What to work on = Using the records below, please work out how many lines contain "入境货物检验检疫证明"; answer with the number alone.

[Data about app and page elements]

════════

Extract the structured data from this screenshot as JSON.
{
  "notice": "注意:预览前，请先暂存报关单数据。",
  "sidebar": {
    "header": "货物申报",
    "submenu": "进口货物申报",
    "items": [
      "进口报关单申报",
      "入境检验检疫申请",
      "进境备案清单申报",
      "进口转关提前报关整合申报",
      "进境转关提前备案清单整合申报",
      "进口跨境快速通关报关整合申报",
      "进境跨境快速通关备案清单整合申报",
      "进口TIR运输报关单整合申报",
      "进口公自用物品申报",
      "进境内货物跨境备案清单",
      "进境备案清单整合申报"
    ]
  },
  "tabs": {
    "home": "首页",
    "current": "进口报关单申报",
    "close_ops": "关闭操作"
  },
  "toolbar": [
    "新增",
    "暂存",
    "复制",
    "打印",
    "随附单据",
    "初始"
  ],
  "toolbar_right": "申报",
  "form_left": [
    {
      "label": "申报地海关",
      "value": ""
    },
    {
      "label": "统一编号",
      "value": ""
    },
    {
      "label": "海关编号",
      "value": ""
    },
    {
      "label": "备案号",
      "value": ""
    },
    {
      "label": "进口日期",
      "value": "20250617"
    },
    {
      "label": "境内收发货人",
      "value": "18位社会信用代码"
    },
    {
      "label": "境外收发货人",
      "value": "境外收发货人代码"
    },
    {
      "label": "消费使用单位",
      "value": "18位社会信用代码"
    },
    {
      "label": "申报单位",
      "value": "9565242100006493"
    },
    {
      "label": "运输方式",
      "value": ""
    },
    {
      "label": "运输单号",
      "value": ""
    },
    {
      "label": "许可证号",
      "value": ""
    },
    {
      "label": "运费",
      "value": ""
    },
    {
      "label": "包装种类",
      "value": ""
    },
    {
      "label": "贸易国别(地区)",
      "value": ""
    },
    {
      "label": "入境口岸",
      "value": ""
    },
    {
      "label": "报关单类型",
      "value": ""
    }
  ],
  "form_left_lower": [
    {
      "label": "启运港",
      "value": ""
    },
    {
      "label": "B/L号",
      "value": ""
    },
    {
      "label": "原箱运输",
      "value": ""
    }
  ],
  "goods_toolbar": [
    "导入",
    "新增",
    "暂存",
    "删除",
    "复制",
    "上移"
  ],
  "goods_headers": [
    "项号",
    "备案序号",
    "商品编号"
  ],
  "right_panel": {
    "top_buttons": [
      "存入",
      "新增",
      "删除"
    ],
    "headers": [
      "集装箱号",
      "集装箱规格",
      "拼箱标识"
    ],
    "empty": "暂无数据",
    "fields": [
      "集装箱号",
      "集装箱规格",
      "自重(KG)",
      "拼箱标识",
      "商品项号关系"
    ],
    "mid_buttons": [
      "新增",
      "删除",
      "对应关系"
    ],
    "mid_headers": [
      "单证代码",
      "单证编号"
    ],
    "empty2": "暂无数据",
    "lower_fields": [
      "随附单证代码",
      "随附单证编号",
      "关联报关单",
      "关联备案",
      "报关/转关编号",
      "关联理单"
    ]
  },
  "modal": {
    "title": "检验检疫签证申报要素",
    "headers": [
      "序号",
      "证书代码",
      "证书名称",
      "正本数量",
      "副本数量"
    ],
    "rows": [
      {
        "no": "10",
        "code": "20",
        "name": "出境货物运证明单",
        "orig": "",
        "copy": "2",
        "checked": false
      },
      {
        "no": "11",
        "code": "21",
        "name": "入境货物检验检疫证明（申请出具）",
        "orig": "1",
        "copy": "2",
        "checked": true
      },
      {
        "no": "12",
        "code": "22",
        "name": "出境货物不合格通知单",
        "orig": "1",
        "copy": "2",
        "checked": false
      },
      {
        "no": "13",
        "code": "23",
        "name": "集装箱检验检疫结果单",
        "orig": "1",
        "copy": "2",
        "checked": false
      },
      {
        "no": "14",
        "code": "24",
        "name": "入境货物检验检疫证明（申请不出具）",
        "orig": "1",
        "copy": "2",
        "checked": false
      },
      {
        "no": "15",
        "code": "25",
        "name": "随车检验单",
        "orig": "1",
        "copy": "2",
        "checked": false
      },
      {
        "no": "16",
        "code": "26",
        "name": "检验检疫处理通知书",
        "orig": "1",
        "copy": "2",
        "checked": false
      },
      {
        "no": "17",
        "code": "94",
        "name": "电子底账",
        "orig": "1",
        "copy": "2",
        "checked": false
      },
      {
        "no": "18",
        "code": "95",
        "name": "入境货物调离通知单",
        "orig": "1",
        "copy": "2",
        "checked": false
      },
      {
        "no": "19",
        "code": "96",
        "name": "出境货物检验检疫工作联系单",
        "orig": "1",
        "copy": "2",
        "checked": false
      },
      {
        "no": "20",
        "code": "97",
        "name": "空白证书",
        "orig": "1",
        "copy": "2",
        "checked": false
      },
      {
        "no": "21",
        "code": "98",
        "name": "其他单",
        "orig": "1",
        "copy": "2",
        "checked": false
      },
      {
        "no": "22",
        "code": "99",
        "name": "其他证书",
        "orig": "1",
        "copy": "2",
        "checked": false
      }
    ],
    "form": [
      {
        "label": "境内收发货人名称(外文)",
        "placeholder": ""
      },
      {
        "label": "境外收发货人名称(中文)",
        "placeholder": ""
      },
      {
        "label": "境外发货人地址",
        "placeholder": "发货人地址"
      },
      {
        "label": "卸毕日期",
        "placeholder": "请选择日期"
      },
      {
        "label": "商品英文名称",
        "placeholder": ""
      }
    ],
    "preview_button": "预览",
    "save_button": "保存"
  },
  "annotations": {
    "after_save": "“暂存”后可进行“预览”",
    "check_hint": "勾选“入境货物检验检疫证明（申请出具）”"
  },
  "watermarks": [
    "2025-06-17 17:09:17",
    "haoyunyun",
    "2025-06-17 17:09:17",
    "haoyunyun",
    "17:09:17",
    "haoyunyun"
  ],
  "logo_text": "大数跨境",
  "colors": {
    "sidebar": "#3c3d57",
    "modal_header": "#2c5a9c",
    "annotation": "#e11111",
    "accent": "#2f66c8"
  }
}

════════

Answer = 3